|1) My Own Life||Lyrics & chords|
|2) One More Chance||Lyrics & chords|
|3) Don’t Coddle Me||Lyrics & chords|
|4) Happy Part||Lyrics & chords|
|5) The Meaning of Life||Lyrics & chords|
|6) Tell Him the Truth||Lyrics & chords|
|7) Never Doing That Again||Lyrics & chords|
|8) Talking to the Air||Lyrics & chords|
|9) It Won’t Kill Me||Lyrics & chords|
|10) Writ in Stone||Lyrics & chords|
|11) Tell Your Own Story||Lyrics & chords|

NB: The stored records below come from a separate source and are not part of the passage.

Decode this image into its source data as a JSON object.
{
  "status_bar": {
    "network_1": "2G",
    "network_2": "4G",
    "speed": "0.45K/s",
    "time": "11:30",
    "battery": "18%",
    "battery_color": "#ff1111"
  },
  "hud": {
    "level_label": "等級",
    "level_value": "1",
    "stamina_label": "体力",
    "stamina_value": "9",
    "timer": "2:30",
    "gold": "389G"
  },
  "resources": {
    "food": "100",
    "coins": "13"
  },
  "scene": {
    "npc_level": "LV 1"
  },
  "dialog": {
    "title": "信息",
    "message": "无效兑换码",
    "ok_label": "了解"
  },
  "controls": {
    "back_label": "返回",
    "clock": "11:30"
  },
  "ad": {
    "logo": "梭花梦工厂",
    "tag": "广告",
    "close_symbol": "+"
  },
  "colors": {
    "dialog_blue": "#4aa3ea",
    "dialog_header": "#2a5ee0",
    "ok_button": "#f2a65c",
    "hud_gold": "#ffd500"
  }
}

Thank you for listening. This album is a collection of songs written from August 2015 to June 2016 and recorded from April to June of 2016. It was originally “music as therapy”, but turned into a redefinition period in my life. I have come to embrace rough-hewn beauty and the communication power lyrics can wield. I envisioned a 4-piece band (although the drums take 3 passes for me to sequence), and tried to retain as much of the organic performance as was possible with my limited skill. As such, when the high G string on my Takamine 12-string was lost in a capo accident just prior to recording, I decided it would be my main instrument. I had a supportive group in the Songmakers – small successes and huge encouragement. Thanks to Luke for the photos. My goal was just to create something with the tools I had and find joy. Goal accomplished. Next!
My Own Life: Yeah, a little unintended Ray Davies loan. Songs like this are fictional representations of where my mind can go. It’s a bookend to “Live Like That” from The Others Yeah Right album. One of the early ones where I used the trusty P-bass.
One More Chance: A personal story of equilibrium in codependency. By the coda, both halves of the dialog admit that the unfulfilled expectations are exactly what is expected. Tricky to record piano with only 25 keys – bass hand never quite jelled.
Don’t Coddle Me: Grown from my own desire to withdraw, it turned into a story of a cubicle dweller wanting to be “out of your happy crew”. I tried to do a write-and-record-in-a-day, but as soon as the stop recording button happened near midnight, “Don’t Bother Me” became the more succinct “Don’t Coddle Me”. I really fell in love with the sound and feel of the Ibanez acoustic bass.
Happy Part: Echoes of conversations from tougher times. The silly rhythm placeholder just started sounding more and more right. I wished I played the violin well enough to not have to keyboard it. Yes, puns intended.
The Meaning of Life: Originally sung to Iris DeMent’s “Let the Mystery Be”. The chorus chords were a thought experiment that actually worked. It really took off with the chorus bass line. No need for the 4th player – he gets the cowbell and the bad attitude.
Tell him the Truth: A rhythm that was haunting me for several nights that needed lyrics. So this is what happens when feral men are left to their own stream of thought. Time signature goes from 7/4, to 6/4, etc. until the chorus ends in 2/4. OK, this is my herky-jerky dance music.
Never Doing That Again: My novelty song. I really wanted zombies, but metric restrictions made it last year’s monster. Live tambourine since there’s not a realistic sampled shake. Big P-bass!
Talking to the Air: A therapy song written before I ever thought of performing. Should be Roy Orbison. I would love a real piano player, too. Oh, and the strings and choir and… Yeah, it was tough to record this stripped down. Feel naked.
It Won’t Kill Me: Huge rewrite during recording prep sent the song into several new keys. It’s still a 12-note range. Just to be clear, I think many of the things mentioned do kill people, but I have no power to prevent them and, statistically, I will not be affected. It’s about where to place focus and energy – the needs of the many: hunger, water, health.
Writ in Stone: Originally written from the perspective of an atheist speaking to a fundamentalist (any religion) asking for tolerance. I found more of my own philosophies leaking in and confusing me. Which side of the argument was I on? Floaty Strat ala Beck’s Morning Phase.
Tell Your Own Story: Last song written and a good summation. Sometimes the future looks insurmountable and the inclination is to accept inevitable failure. I choose to be the frog in the cream and live in the joyous delusion of a meaning-filled life and a happily ever after. Anyone join me? For my sons.